In this book, we finally get to meet several characters who have been mentioned or who have shown up briefly, but whom we have not yet had a chance to get to know: Viracocha, Neferdor, and Kashom in particular. I very much enjoyed the reunion of Kashom and Jerzom—they are such brothers! It was a charming moment. It was also interesting to get a peek at the dynamics of the council. These gods are not removed and otherworldly, not simply voices in the sky or a flash of vengeful lightening. They are larger than life, to be sure, but they are also recognizable in their fears and joys, their petty squabbles and their attempts to manipulate one another. I think that gods always make interesting characters because they allow us to examine what it is like to be human, but to the nth degree.

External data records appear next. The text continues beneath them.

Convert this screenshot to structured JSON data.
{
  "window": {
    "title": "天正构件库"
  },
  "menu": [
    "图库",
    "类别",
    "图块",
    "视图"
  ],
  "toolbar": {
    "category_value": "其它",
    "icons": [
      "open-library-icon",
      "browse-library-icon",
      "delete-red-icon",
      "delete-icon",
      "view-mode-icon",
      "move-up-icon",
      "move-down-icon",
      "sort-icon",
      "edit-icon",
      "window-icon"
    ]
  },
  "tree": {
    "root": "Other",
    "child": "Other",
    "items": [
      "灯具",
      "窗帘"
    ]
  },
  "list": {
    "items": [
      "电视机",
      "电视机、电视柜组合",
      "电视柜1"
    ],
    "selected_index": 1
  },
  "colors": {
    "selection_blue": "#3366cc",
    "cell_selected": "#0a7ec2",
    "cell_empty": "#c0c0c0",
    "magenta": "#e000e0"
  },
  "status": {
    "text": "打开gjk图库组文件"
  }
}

What you have created here is a fantastic final volume of your epic story. You succeed in bringing all of the various plot threads to satisfying conclusions, and you do so with a deftness of touch that will leave readers of this series hungry for whatever inventive world you come to write in next. You greatly expand the scope of the story, bringing in the gods themselves as real characters, and the twists and turns in time as the story unfolds are sure to be interesting to your readers. Jerzom and Danny’s misplacement in time due to Prince Zeb’s innocent fumbling at the dials of the Sun Energy Transformer made for a really good series of misadventures, and that it allowed for characters like Danny’s parents to come back into the story after their fateful deaths earlier in the series was a stroke of genius.
You continue to have great villains in the saga you’re telling. Dark God Zuron is a looming evil presence over the course of the story, and the mystery of which of Viracocha’s trusted inner circle Zuron managed to corrupt and turn to his evil ways was an excellent way of keeping the tension high. Bringing back Gorom Mochcom, the vile murderer of Danny’s mother and of his best friend, Tony, as a primary antagonist and introducing a new villain in the unlikely betrayer Ra, son of the supreme god Viracocha, were both excellent choices. Ra, whose betrayal was so utter and so abject, makes for a particularly interesting villain, since his motives are not known until later in the story.
In addition to the heroes and villains of the saga, you have many great secondary characters. The tension when it is revealed the Danny may have inadvertently killed his parents for all time due to bringing them on the Highway of Time was excellent, and they are both incredibly sympathetic as they make their peace with knowing they may never see their son again as he goes off to the final battle. Allowing Tony and KateLynn to be resurrected was also excellent. I know readers of the series will rejoice at Tony’s resurrection particularly, since he was such a key part of solving the mysteries in the beginning of the saga.
You also do a great job of expanding the world here. The planet of Volob is a real phantasmagoria of delights. That there are mythic creatures, like centaurs and unicorns, that live there is amazing, and the period of play that Danny and Jeannie have after Dark God Zuron is defeated really reflects the joyousness of their victory and the amazing things that were saved by Danny and Jeannie. It was also great having Danny’s father insist on bringing his truck with him on his trip to Kopaz, and having that misplaced item awe and intrigue the youth of the planet was a really interesting interplay.